- **Problem details**
Without the pictures, write out all the lines below exactly as they appear.

- **Given entries**
· · · · · · ·
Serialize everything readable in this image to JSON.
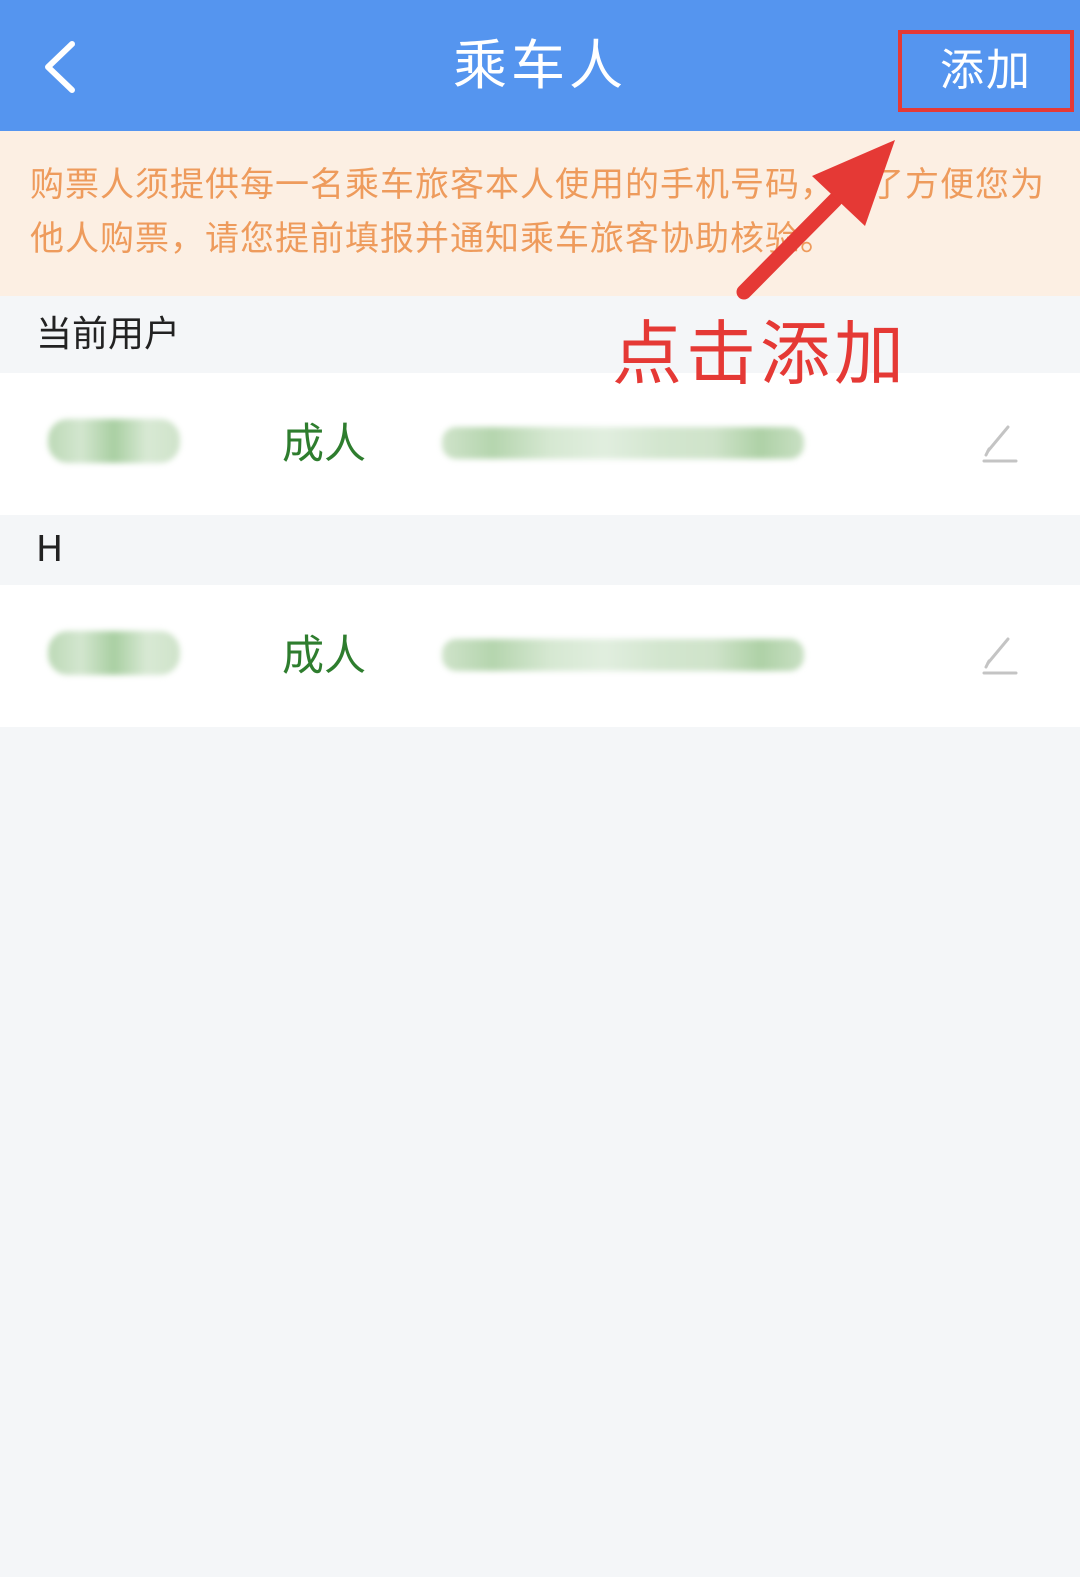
{
  "header": {
    "title": "乘车人",
    "add_label": "添加"
  },
  "notice": {
    "text": "购票人须提供每一名乘车旅客本人使用的手机号码，为了方便您为他人购票，请您提前填报并通知乘车旅客协助核验。"
  },
  "sections": [
    {
      "title": "当前用户",
      "passengers": [
        {
          "type": "成人"
        }
      ]
    },
    {
      "title": "H",
      "passengers": [
        {
          "type": "成人"
        }
      ]
    }
  ],
  "annotation": {
    "text": "点击添加"
  },
  "colors": {
    "header_bg": "#5595ef",
    "notice_bg": "#fcefe3",
    "notice_text": "#ee9b5c",
    "passenger_type": "#2e7d2e",
    "annotation": "#e53935"
  },
  "icons": {
    "back": "chevron-left-icon",
    "edit": "pencil-icon"
  }
}
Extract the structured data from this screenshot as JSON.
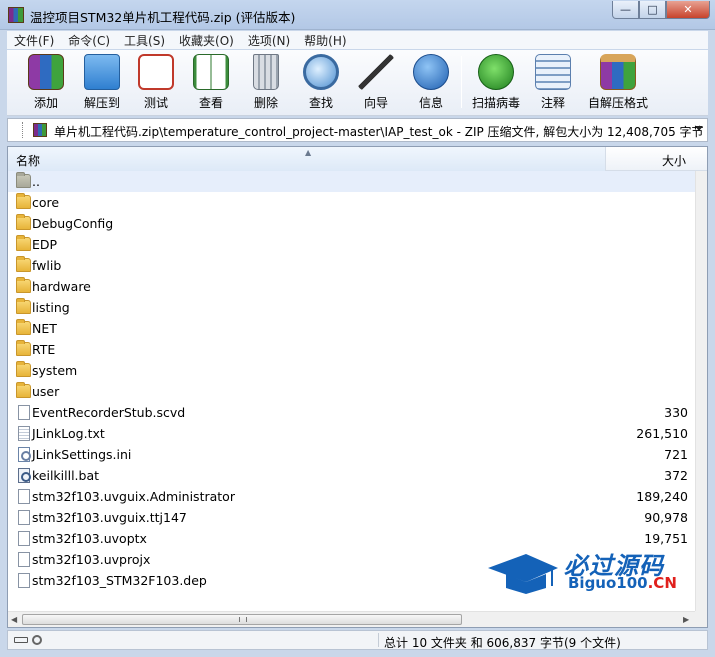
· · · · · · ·
- **Result**
Serialize everything readable in this image to JSON.
{
  "header": {
    "title": "乘车人",
    "add_label": "添加"
  },
  "notice": {
    "text": "购票人须提供每一名乘车旅客本人使用的手机号码，为了方便您为他人购票，请您提前填报并通知乘车旅客协助核验。"
  },
  "sections": [
    {
      "title": "当前用户",
      "passengers": [
        {
          "type": "成人"
        }
      ]
    },
    {
      "title": "H",
      "passengers": [
        {
          "type": "成人"
        }
      ]
    }
  ],
  "annotation": {
    "text": "点击添加"
  },
  "colors": {
    "header_bg": "#5595ef",
    "notice_bg": "#fcefe3",
    "notice_text": "#ee9b5c",
    "passenger_type": "#2e7d2e",
    "annotation": "#e53935"
  },
  "icons": {
    "back": "chevron-left-icon",
    "edit": "pencil-icon"
  }
}
Extract the structured data from this screenshot as JSON.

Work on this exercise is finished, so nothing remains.